[GUEST POST] Gerry Canavan on Dystopia, Anti-Utopia, and the End of the World

Gerry Canavan is an assistant professor in the English department at Marquette University, teaching 20th and 21st century literature. His current research projects include Science Fiction and Totality and Modern Masters of Science Fiction: Octavia E. Butler, as well as co-editing The Cambridge Companion to American Science Fiction. His edited collection of critical essays, Green Planets: Ecology and Science Fiction, is out now from Wesleyan University Press. You can follow Gerry on Twitter as @GerryCanavan.

Dystopia, Anti-Utopia, and the End of the World

by Gerry Canavan

One of my great frustrations as a teacher of science fiction is the imprecision with which we use the word “dystopia.” We typically speak as if “dystopia” is the negation of utopia, but this is not quite right. Dystopian speculation more properly describes the opposite of utopia: utopia is the good place (eu-topia) that is not a place (ou-topia), while dystopia is the bad place (dys-topia). But the bad place of the dystopia still has something to teach us: it is the warning of the bad times that will come if we refuse to act, the reflection of our own bad times that we must work to change. This is why the typical plot of a dystopian narrative is actually pretty hopeful: the story of the heroic revolution that overthrows a corrupt regime, or the time traveler who changes history to prevent it, or the story of how our heroes might run fast enough and far enough to break out of the confinement of the nightmare city altogether and escape into the free and open country outside.
Read the rest of this entry

REVIEW: Bone Dance by Emma Bull

REVIEW SUMMARY: Bone Dance is a science fiction novel that maintains a sense of the spiritual.

MY RATING:

BRIEF SYNOPSIS: Psychic killers stalk the landscape of Earth after a nuclear apocalypse in which hoodoo and the tarot are the dominant belief system.

MY REVIEW:

PROS: Clever integration of the tarot; intriguing look at identity; fast pace.

CONS: Simple worldbuilding, significant philosophical bent; jolting chapter transitions.

BOTTOM LINE: Bone Dance is an appealing, well-written, and thoughtful story, but is best suited to readers of a philosophical nature or reading temperament.
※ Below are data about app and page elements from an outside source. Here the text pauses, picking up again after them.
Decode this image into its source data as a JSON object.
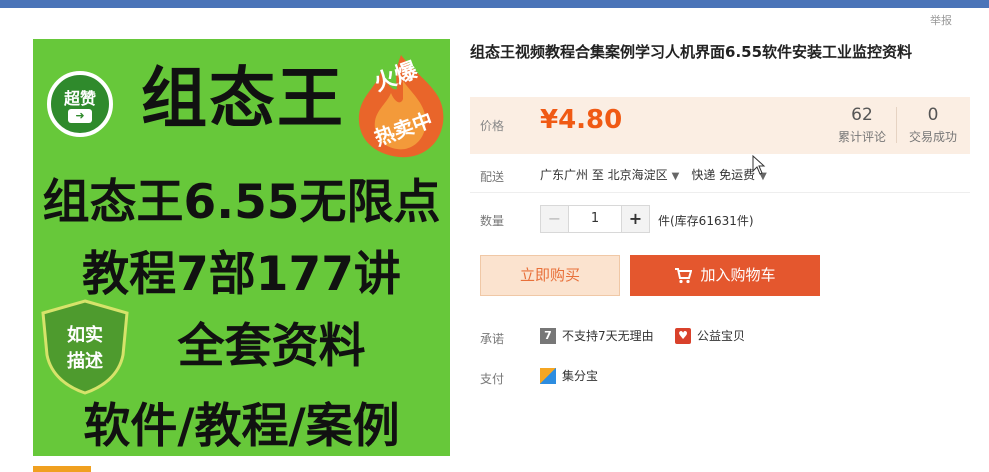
{
  "header": {
    "report_label": "举报"
  },
  "image": {
    "badge": "超赞",
    "badge_arrow": "➜",
    "brand": "组态王",
    "hot_line1": "火爆",
    "hot_line2": "热卖中",
    "line1": "组态王6.55无限点",
    "line2": "教程7部177讲",
    "line3": "全套资料",
    "line4": "软件/教程/案例",
    "shield_line1": "如实",
    "shield_line2": "描述"
  },
  "product": {
    "title": "组态王视频教程合集案例学习人机界面6.55软件安装工业监控资料",
    "price_label": "价格",
    "price": "¥4.80",
    "reviews_count": "62",
    "reviews_label": "累计评论",
    "sales_count": "0",
    "sales_label": "交易成功"
  },
  "delivery": {
    "label": "配送",
    "route": "广东广州 至  北京海淀区",
    "shipping": "快递 免运费"
  },
  "quantity": {
    "label": "数量",
    "minus": "−",
    "value": "1",
    "plus": "+",
    "stock": "件(库存61631件)"
  },
  "actions": {
    "buy_now": "立即购买",
    "add_to_cart": "加入购物车"
  },
  "promise": {
    "label": "承诺",
    "item1": "不支持7天无理由",
    "item1_icon": "7",
    "item2": "公益宝贝",
    "item2_icon": "♥"
  },
  "payment": {
    "label": "支付",
    "method": "集分宝"
  },
  "colors": {
    "top_bar": "#4a74b8",
    "image_bg": "#67c83a",
    "price": "#f05a14",
    "add_cart_bg": "#e4572e",
    "buy_now_bg": "#fbe3cf"
  }
}
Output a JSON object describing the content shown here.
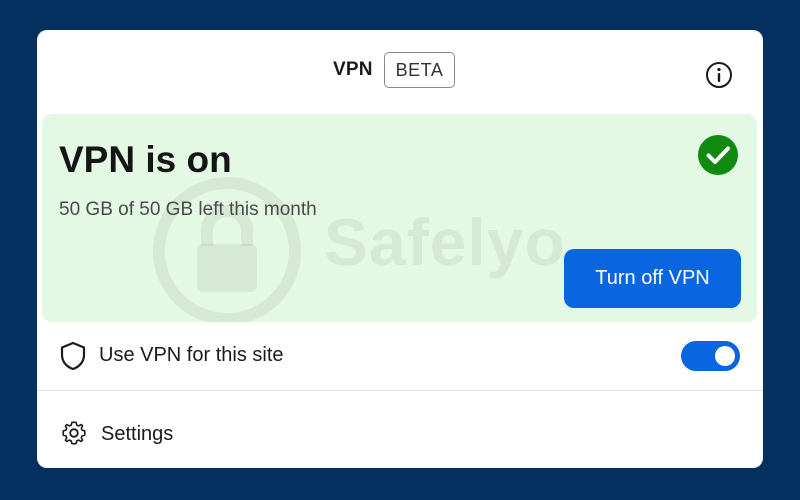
{
  "header": {
    "title": "VPN",
    "badge": "BETA",
    "info_icon": "info-icon"
  },
  "status": {
    "heading": "VPN is on",
    "data_remaining": "50 GB of 50 GB left this month",
    "status_icon": "check-circle-icon",
    "button_label": "Turn off VPN"
  },
  "site": {
    "icon": "shield-icon",
    "label": "Use VPN for this site",
    "toggle_on": true
  },
  "settings": {
    "icon": "gear-icon",
    "label": "Settings"
  },
  "watermark": {
    "text": "Safelyo"
  },
  "colors": {
    "background": "#04305f",
    "panel": "#ffffff",
    "status_card": "#e3f9e3",
    "accent_blue": "#0a66e0",
    "check_green": "#108a10"
  }
}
Psychic killers stalk the landscape of Earth after a nuclear apocalypse in Emma Bull’s Hugo, Nebula, and World Fantasy Award nominated Bone Dance. Bull crafts a strange yet compelling story of identity and prophecy by basing the story on the ancient tradition of African folk magic known as hoodoo and the still widely practiced oracle of the tarot.

Read the rest of this entry